If you’re searching for inspiration for that fantasy life with an extraordinarily cool job, here are some passions we never thought of turning into a job:
Scientists have already proven it’s possible to grow a burger in the lab using a few cells from a cow. Someday, it might also be possible to grow food from fake plastic cells—and get all of the nutrition we need without relying on nature or a farm.
Julia Cameron on how to get out of your own way and unblock the “spiritual electricity” of creative flow – a timelessly wonderful read from 1992
Only 54% of Americans blame humans for global warming. In other news, 46% of Americans have heads stuck in the sand.
New predictive analytics are making Moneyball look obsolete.
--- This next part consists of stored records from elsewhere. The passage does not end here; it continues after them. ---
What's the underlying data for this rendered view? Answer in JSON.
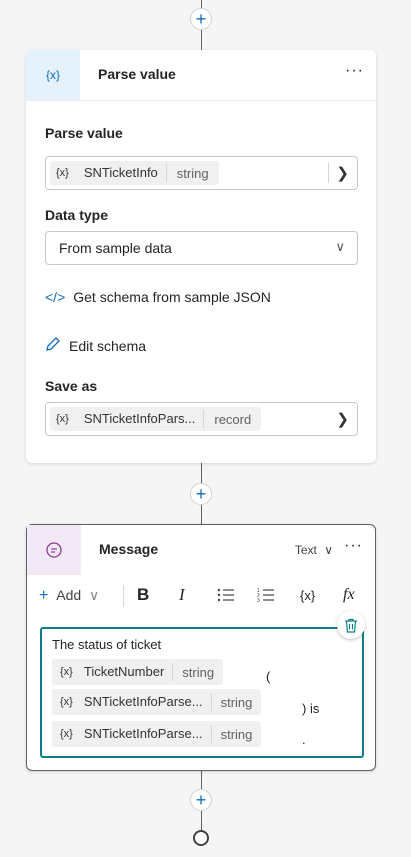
{
  "parse_node": {
    "icon": "variable-icon",
    "icon_text": "{x}",
    "title": "Parse value",
    "more": "···",
    "parse_label": "Parse value",
    "parse_chip": {
      "icon_text": "{x}",
      "name": "SNTicketInfo",
      "type": "string"
    },
    "data_type_label": "Data type",
    "data_type_value": "From sample data",
    "get_schema_icon_text": "</>",
    "get_schema_link": "Get schema from sample JSON",
    "edit_schema_link": "Edit schema",
    "save_as_label": "Save as",
    "save_as_chip": {
      "icon_text": "{x}",
      "name": "SNTicketInfoPars...",
      "type": "record"
    }
  },
  "message_node": {
    "icon": "chat-bubble-icon",
    "title": "Message",
    "mode": "Text",
    "more": "···",
    "toolbar": {
      "add_label": "Add",
      "bold": "B",
      "italic": "I",
      "var_text": "{x}",
      "fx_text": "fx"
    },
    "body": {
      "text_before": "The status of ticket",
      "chips": [
        {
          "icon_text": "{x}",
          "name": "TicketNumber",
          "type": "string",
          "suffix": "("
        },
        {
          "icon_text": "{x}",
          "name": "SNTicketInfoParse...",
          "type": "string",
          "suffix": ") is"
        },
        {
          "icon_text": "{x}",
          "name": "SNTicketInfoParse...",
          "type": "string",
          "suffix": "."
        }
      ]
    }
  },
  "colors": {
    "accent": "#0f6cbd",
    "focus_border": "#0b7f87",
    "parse_icon_bg": "#e6f2fb",
    "message_icon_bg": "#f3e8f5"
  }
}
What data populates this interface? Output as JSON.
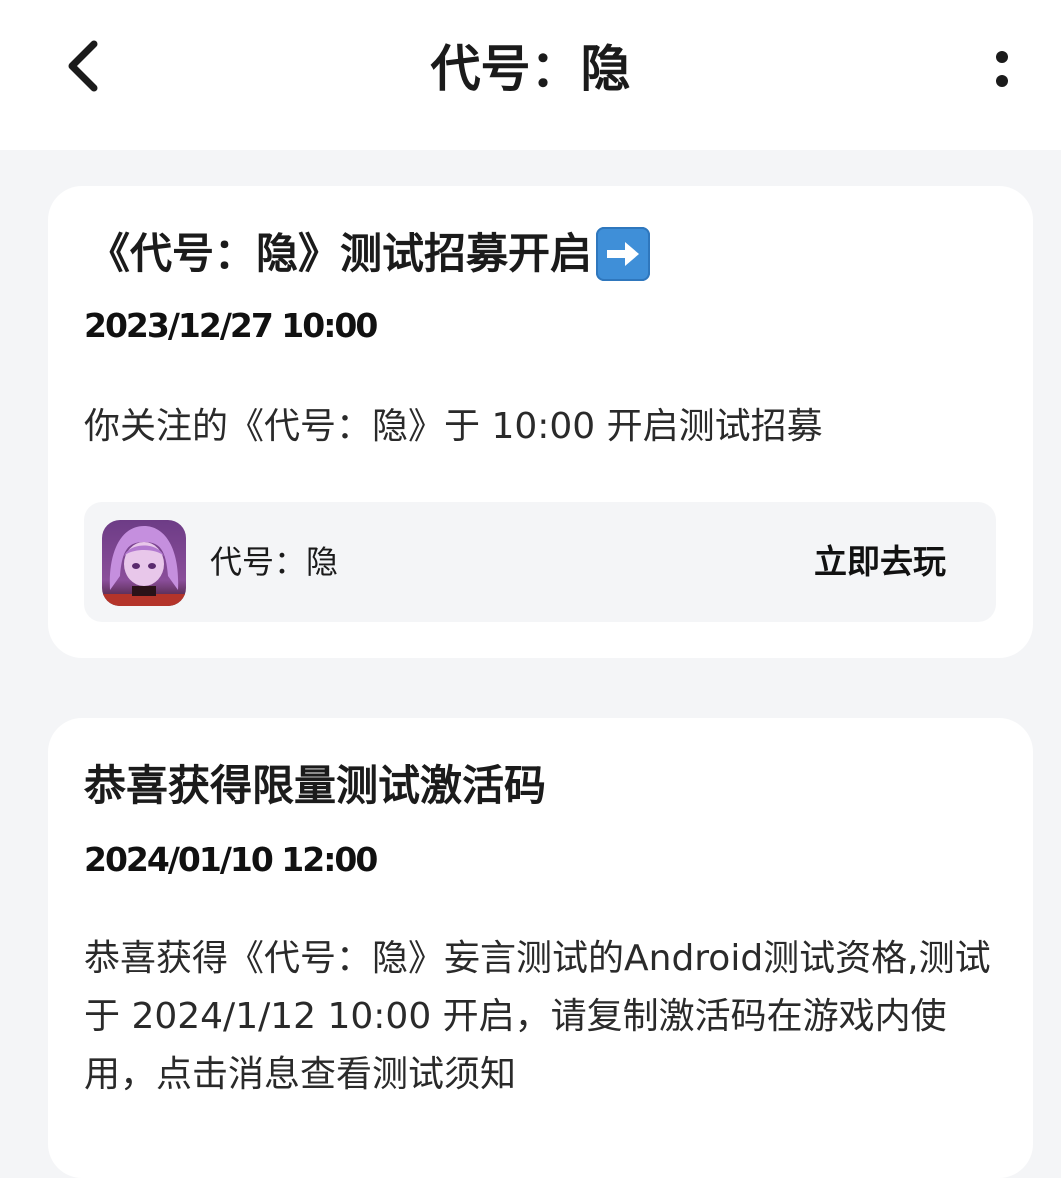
{
  "header": {
    "title": "代号：隐",
    "back_icon": "chevron-left-icon",
    "more_icon": "more-vertical-icon"
  },
  "messages": [
    {
      "title": "《代号：隐》测试招募开启",
      "title_emoji": "arrow-right-emoji",
      "time": "2023/12/27 10:00",
      "body": "你关注的《代号：隐》于 10:00 开启测试招募",
      "game": {
        "name": "代号：隐",
        "action_label": "立即去玩"
      }
    },
    {
      "title": "恭喜获得限量测试激活码",
      "time": "2024/01/10 12:00",
      "body": "恭喜获得《代号：隐》妄言测试的Android测试资格,测试于 2024/1/12 10:00 开启，请复制激活码在游戏内使用，点击消息查看测试须知"
    }
  ],
  "colors": {
    "background": "#f4f5f7",
    "card": "#ffffff",
    "text": "#1b1b1b",
    "emoji_blue": "#3f8fd8"
  }
}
At a workshop during the GigaOm Structure conference, Hensberger shared his next-level data crunching and the academic paper his team prepared for the MIT Sloan Sports Analytics Conference. His team modeled MLB data to show with 74.5% accuracy what a pitcher is going to throw—and when.
“That said, it was painful to listen to this call, and I am not surprised that we have been criticized for it.”
First standing desks, then walking desks. Now this?
Productivity seekers intimidated by treadmill desks can now thank the Kickstarter gods for Cubii, an elliptical desk companion. Much like the fitness machine found at your local gym, Cubii is a low-impact way to feel like you’re doing exercise. And, unlike treadmill desks, which can cost upwards of $1,000 and barely fit in a cubicle, Cubii slides right under your desk and retails for $350.
It’s a pretty simple concept: To deter the effects of Sedentary Death Syndrome, just pedal. It comes with an app to track progress. (Of course it does.)
Cubii has received more than $80,000 in funding, exceeding its Kickstarter goal.
Let us count the ways this is absurd.